[Extracted data entries]
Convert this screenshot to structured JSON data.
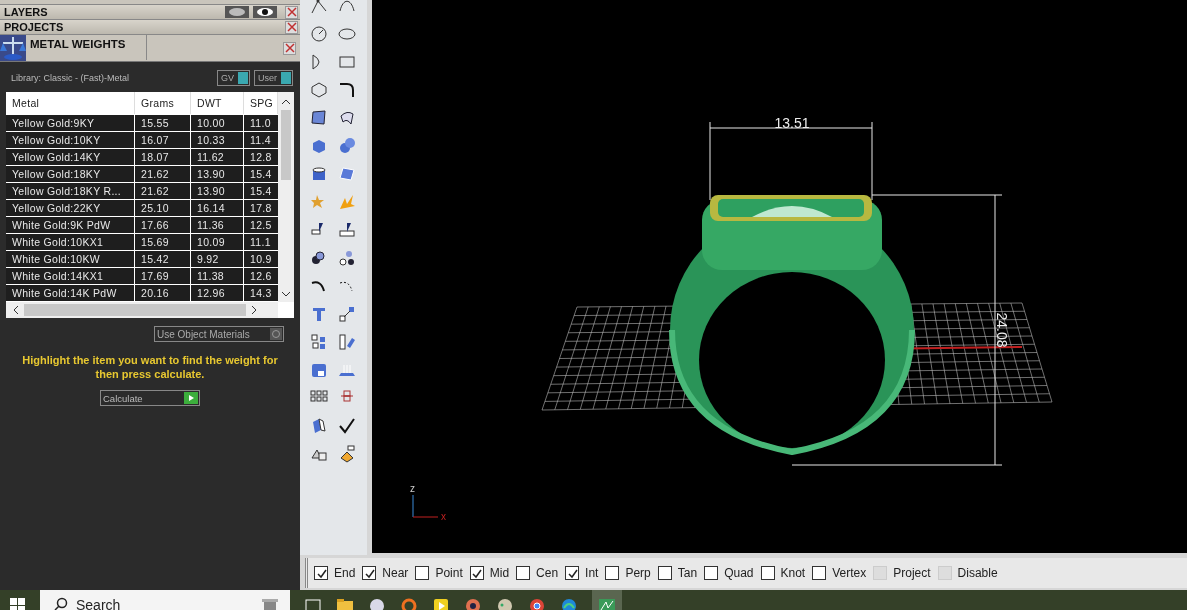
{
  "panels": [
    {
      "title": "LAYERS",
      "kind": "layers"
    },
    {
      "title": "PROJECTS",
      "kind": "plain"
    }
  ],
  "metal_weights": {
    "title": "METAL WEIGHTS",
    "library": "Library: Classic - (Fast)-Metal",
    "toggles": [
      {
        "label": "GV",
        "on": true
      },
      {
        "label": "User",
        "on": true
      }
    ],
    "table": {
      "columns": [
        "Metal",
        "Grams",
        "DWT",
        "SPG"
      ],
      "rows": [
        [
          "Yellow Gold:9KY",
          "15.55",
          "10.00",
          "11.0"
        ],
        [
          "Yellow Gold:10KY",
          "16.07",
          "10.33",
          "11.4"
        ],
        [
          "Yellow Gold:14KY",
          "18.07",
          "11.62",
          "12.8"
        ],
        [
          "Yellow Gold:18KY",
          "21.62",
          "13.90",
          "15.4"
        ],
        [
          "Yellow Gold:18KY R...",
          "21.62",
          "13.90",
          "15.4"
        ],
        [
          "Yellow Gold:22KY",
          "25.10",
          "16.14",
          "17.8"
        ],
        [
          "White Gold:9K PdW",
          "17.66",
          "11.36",
          "12.5"
        ],
        [
          "White Gold:10KX1",
          "15.69",
          "10.09",
          "11.1"
        ],
        [
          "White Gold:10KW",
          "15.42",
          "9.92",
          "10.9"
        ],
        [
          "White Gold:14KX1",
          "17.69",
          "11.38",
          "12.6"
        ],
        [
          "White Gold:14K PdW",
          "20.16",
          "12.96",
          "14.3"
        ]
      ]
    },
    "use_object_materials": {
      "label": "Use Object Materials",
      "checked": false
    },
    "hint": "Highlight the item you want to find the weight for then press calculate.",
    "calculate": "Calculate"
  },
  "viewport": {
    "width_dimension": "13.51",
    "height_dimension": "24.08",
    "axis_z": "z",
    "axis_x": "x"
  },
  "snaps": [
    {
      "label": "End",
      "checked": true,
      "disabled": false
    },
    {
      "label": "Near",
      "checked": true,
      "disabled": false
    },
    {
      "label": "Point",
      "checked": false,
      "disabled": false
    },
    {
      "label": "Mid",
      "checked": true,
      "disabled": false
    },
    {
      "label": "Cen",
      "checked": false,
      "disabled": false
    },
    {
      "label": "Int",
      "checked": true,
      "disabled": false
    },
    {
      "label": "Perp",
      "checked": false,
      "disabled": false
    },
    {
      "label": "Tan",
      "checked": false,
      "disabled": false
    },
    {
      "label": "Quad",
      "checked": false,
      "disabled": false
    },
    {
      "label": "Knot",
      "checked": false,
      "disabled": false
    },
    {
      "label": "Vertex",
      "checked": false,
      "disabled": false
    },
    {
      "label": "Project",
      "checked": false,
      "disabled": true
    },
    {
      "label": "Disable",
      "checked": false,
      "disabled": true
    }
  ],
  "taskbar": {
    "search": {
      "placeholder": "Search"
    }
  }
}
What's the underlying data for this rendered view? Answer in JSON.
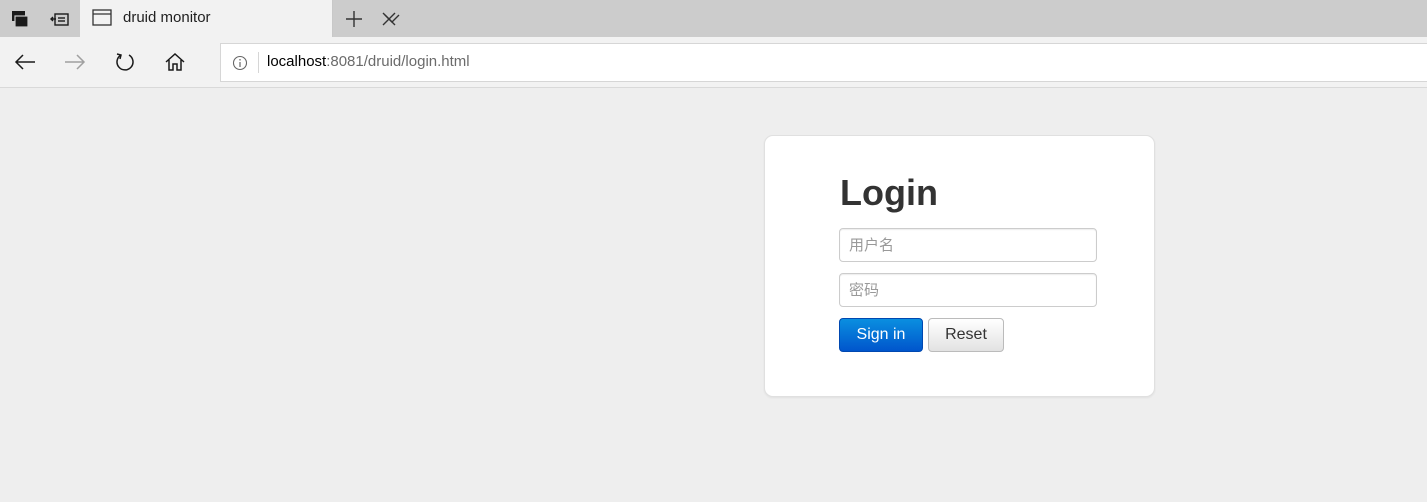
{
  "browser": {
    "tab": {
      "title": "druid monitor"
    },
    "address_bar": {
      "host": "localhost",
      "rest": ":8081/druid/login.html"
    },
    "icons": {
      "tab_manager": "tab-manager-icon",
      "set_aside": "set-aside-tabs-icon",
      "page": "page-icon",
      "close": "close-icon",
      "new_tab": "plus-icon",
      "tab_list": "chevron-down-icon",
      "back": "back-arrow-icon",
      "forward": "forward-arrow-icon",
      "refresh": "refresh-icon",
      "home": "home-icon",
      "site_info": "info-icon"
    }
  },
  "login": {
    "title": "Login",
    "username_placeholder": "用户名",
    "password_placeholder": "密码",
    "signin_label": "Sign in",
    "reset_label": "Reset"
  },
  "colors": {
    "primary_button": "#0055cc",
    "page_background": "#eeeeee"
  }
}
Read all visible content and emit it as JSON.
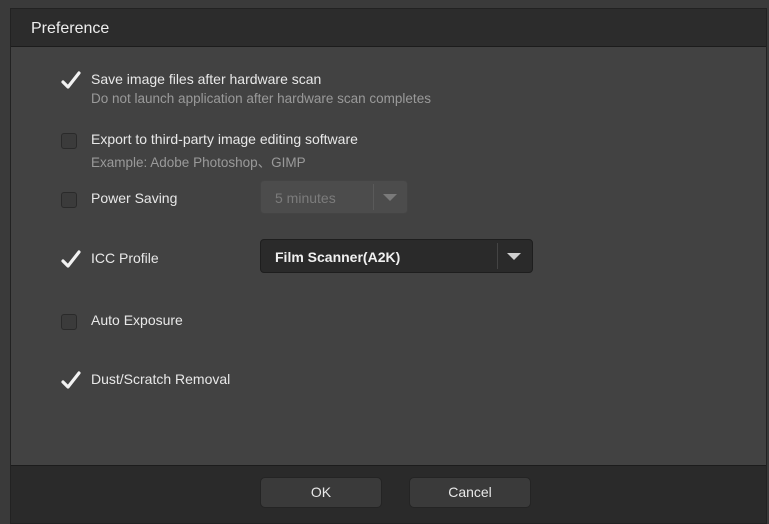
{
  "dialog": {
    "title": "Preference"
  },
  "options": {
    "save_files": {
      "label": "Save image files after hardware scan",
      "sub": "Do not launch application after hardware scan completes",
      "checked": true
    },
    "export": {
      "label": "Export to third-party image editing software",
      "sub": "Example: Adobe Photoshop、GIMP",
      "checked": false
    },
    "power_saving": {
      "label": "Power Saving",
      "checked": false,
      "select_value": "5 minutes",
      "select_enabled": false
    },
    "icc_profile": {
      "label": "ICC Profile",
      "checked": true,
      "select_value": "Film Scanner(A2K)",
      "select_enabled": true
    },
    "auto_exposure": {
      "label": "Auto Exposure",
      "checked": false
    },
    "dust_removal": {
      "label": "Dust/Scratch Removal",
      "checked": true
    }
  },
  "footer": {
    "ok_label": "OK",
    "cancel_label": "Cancel"
  }
}
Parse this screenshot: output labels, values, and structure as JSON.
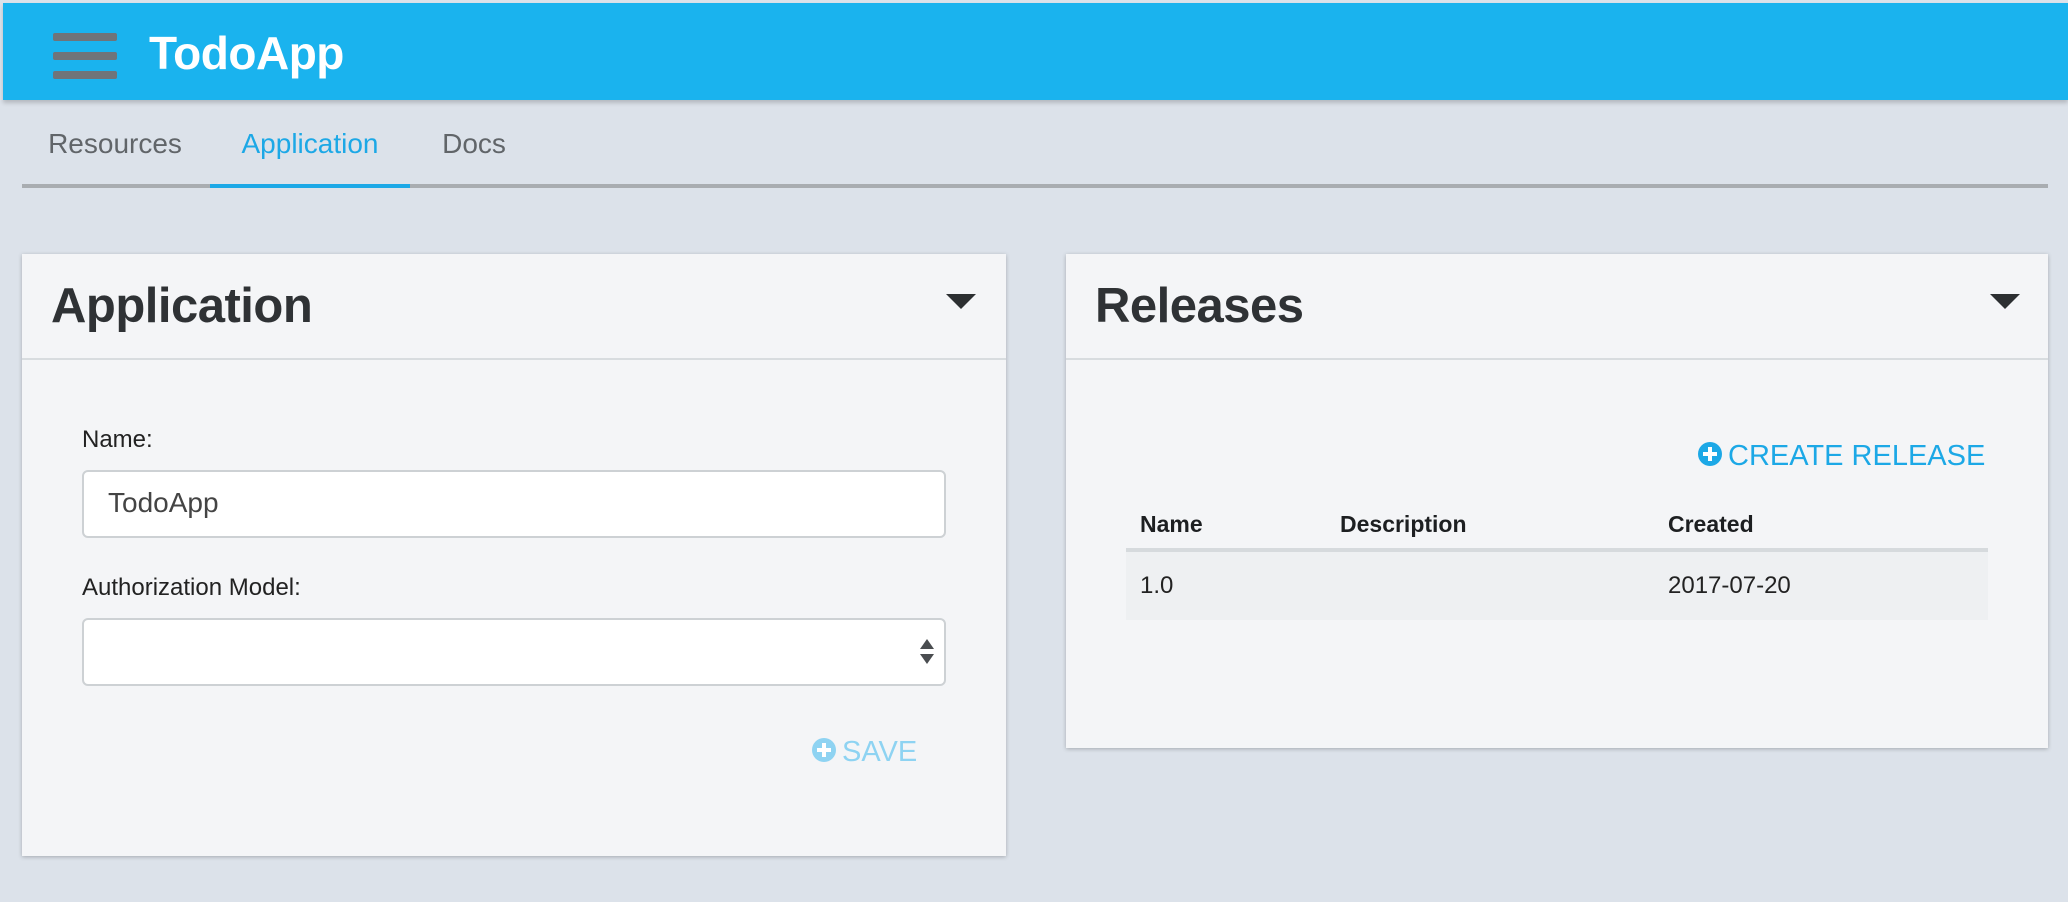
{
  "header": {
    "menu_icon": "hamburger-menu-icon",
    "title": "TodoApp",
    "background": "#1ab3ee"
  },
  "tabs": [
    {
      "label": "Resources",
      "active": false
    },
    {
      "label": "Application",
      "active": true
    },
    {
      "label": "Docs",
      "active": false
    }
  ],
  "application_panel": {
    "title": "Application",
    "collapse_icon": "caret-down-icon",
    "name_label": "Name:",
    "name_value": "TodoApp",
    "auth_label": "Authorization Model:",
    "auth_value": "",
    "save_icon": "plus-circle-icon",
    "save_label": "SAVE"
  },
  "releases_panel": {
    "title": "Releases",
    "collapse_icon": "caret-down-icon",
    "create_icon": "plus-circle-icon",
    "create_label": "CREATE RELEASE",
    "columns": [
      "Name",
      "Description",
      "Created"
    ],
    "rows": [
      {
        "name": "1.0",
        "description": "",
        "created": "2017-07-20"
      }
    ]
  },
  "colors": {
    "accent": "#1ca8e6",
    "disabled_accent": "#8ed3f2",
    "page_bg": "#dce2ea"
  }
}
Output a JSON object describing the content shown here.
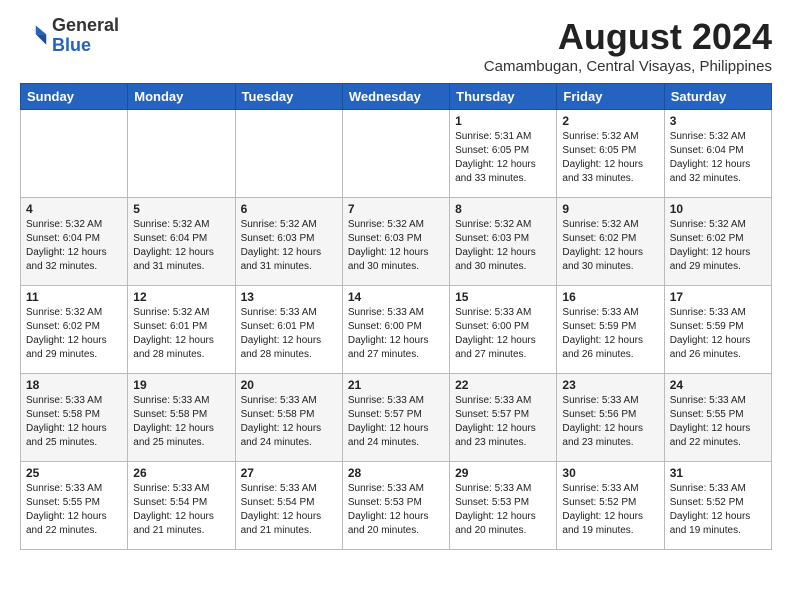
{
  "header": {
    "logo_general": "General",
    "logo_blue": "Blue",
    "month_title": "August 2024",
    "location": "Camambugan, Central Visayas, Philippines"
  },
  "weekdays": [
    "Sunday",
    "Monday",
    "Tuesday",
    "Wednesday",
    "Thursday",
    "Friday",
    "Saturday"
  ],
  "weeks": [
    [
      {
        "day": "",
        "content": ""
      },
      {
        "day": "",
        "content": ""
      },
      {
        "day": "",
        "content": ""
      },
      {
        "day": "",
        "content": ""
      },
      {
        "day": "1",
        "content": "Sunrise: 5:31 AM\nSunset: 6:05 PM\nDaylight: 12 hours\nand 33 minutes."
      },
      {
        "day": "2",
        "content": "Sunrise: 5:32 AM\nSunset: 6:05 PM\nDaylight: 12 hours\nand 33 minutes."
      },
      {
        "day": "3",
        "content": "Sunrise: 5:32 AM\nSunset: 6:04 PM\nDaylight: 12 hours\nand 32 minutes."
      }
    ],
    [
      {
        "day": "4",
        "content": "Sunrise: 5:32 AM\nSunset: 6:04 PM\nDaylight: 12 hours\nand 32 minutes."
      },
      {
        "day": "5",
        "content": "Sunrise: 5:32 AM\nSunset: 6:04 PM\nDaylight: 12 hours\nand 31 minutes."
      },
      {
        "day": "6",
        "content": "Sunrise: 5:32 AM\nSunset: 6:03 PM\nDaylight: 12 hours\nand 31 minutes."
      },
      {
        "day": "7",
        "content": "Sunrise: 5:32 AM\nSunset: 6:03 PM\nDaylight: 12 hours\nand 30 minutes."
      },
      {
        "day": "8",
        "content": "Sunrise: 5:32 AM\nSunset: 6:03 PM\nDaylight: 12 hours\nand 30 minutes."
      },
      {
        "day": "9",
        "content": "Sunrise: 5:32 AM\nSunset: 6:02 PM\nDaylight: 12 hours\nand 30 minutes."
      },
      {
        "day": "10",
        "content": "Sunrise: 5:32 AM\nSunset: 6:02 PM\nDaylight: 12 hours\nand 29 minutes."
      }
    ],
    [
      {
        "day": "11",
        "content": "Sunrise: 5:32 AM\nSunset: 6:02 PM\nDaylight: 12 hours\nand 29 minutes."
      },
      {
        "day": "12",
        "content": "Sunrise: 5:32 AM\nSunset: 6:01 PM\nDaylight: 12 hours\nand 28 minutes."
      },
      {
        "day": "13",
        "content": "Sunrise: 5:33 AM\nSunset: 6:01 PM\nDaylight: 12 hours\nand 28 minutes."
      },
      {
        "day": "14",
        "content": "Sunrise: 5:33 AM\nSunset: 6:00 PM\nDaylight: 12 hours\nand 27 minutes."
      },
      {
        "day": "15",
        "content": "Sunrise: 5:33 AM\nSunset: 6:00 PM\nDaylight: 12 hours\nand 27 minutes."
      },
      {
        "day": "16",
        "content": "Sunrise: 5:33 AM\nSunset: 5:59 PM\nDaylight: 12 hours\nand 26 minutes."
      },
      {
        "day": "17",
        "content": "Sunrise: 5:33 AM\nSunset: 5:59 PM\nDaylight: 12 hours\nand 26 minutes."
      }
    ],
    [
      {
        "day": "18",
        "content": "Sunrise: 5:33 AM\nSunset: 5:58 PM\nDaylight: 12 hours\nand 25 minutes."
      },
      {
        "day": "19",
        "content": "Sunrise: 5:33 AM\nSunset: 5:58 PM\nDaylight: 12 hours\nand 25 minutes."
      },
      {
        "day": "20",
        "content": "Sunrise: 5:33 AM\nSunset: 5:58 PM\nDaylight: 12 hours\nand 24 minutes."
      },
      {
        "day": "21",
        "content": "Sunrise: 5:33 AM\nSunset: 5:57 PM\nDaylight: 12 hours\nand 24 minutes."
      },
      {
        "day": "22",
        "content": "Sunrise: 5:33 AM\nSunset: 5:57 PM\nDaylight: 12 hours\nand 23 minutes."
      },
      {
        "day": "23",
        "content": "Sunrise: 5:33 AM\nSunset: 5:56 PM\nDaylight: 12 hours\nand 23 minutes."
      },
      {
        "day": "24",
        "content": "Sunrise: 5:33 AM\nSunset: 5:55 PM\nDaylight: 12 hours\nand 22 minutes."
      }
    ],
    [
      {
        "day": "25",
        "content": "Sunrise: 5:33 AM\nSunset: 5:55 PM\nDaylight: 12 hours\nand 22 minutes."
      },
      {
        "day": "26",
        "content": "Sunrise: 5:33 AM\nSunset: 5:54 PM\nDaylight: 12 hours\nand 21 minutes."
      },
      {
        "day": "27",
        "content": "Sunrise: 5:33 AM\nSunset: 5:54 PM\nDaylight: 12 hours\nand 21 minutes."
      },
      {
        "day": "28",
        "content": "Sunrise: 5:33 AM\nSunset: 5:53 PM\nDaylight: 12 hours\nand 20 minutes."
      },
      {
        "day": "29",
        "content": "Sunrise: 5:33 AM\nSunset: 5:53 PM\nDaylight: 12 hours\nand 20 minutes."
      },
      {
        "day": "30",
        "content": "Sunrise: 5:33 AM\nSunset: 5:52 PM\nDaylight: 12 hours\nand 19 minutes."
      },
      {
        "day": "31",
        "content": "Sunrise: 5:33 AM\nSunset: 5:52 PM\nDaylight: 12 hours\nand 19 minutes."
      }
    ]
  ]
}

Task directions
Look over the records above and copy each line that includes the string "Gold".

Exercise result
          "Yellow Gold:9KY",
          "Yellow Gold:10KY",
          "Yellow Gold:14KY",
          "Yellow Gold:18KY",
          "Yellow Gold:18KY R...",
          "Yellow Gold:22KY",
          "White Gold:9K PdW",
          "White Gold:10KX1",
          "White Gold:10KW",
          "White Gold:14KX1",
          "White Gold:14K PdW",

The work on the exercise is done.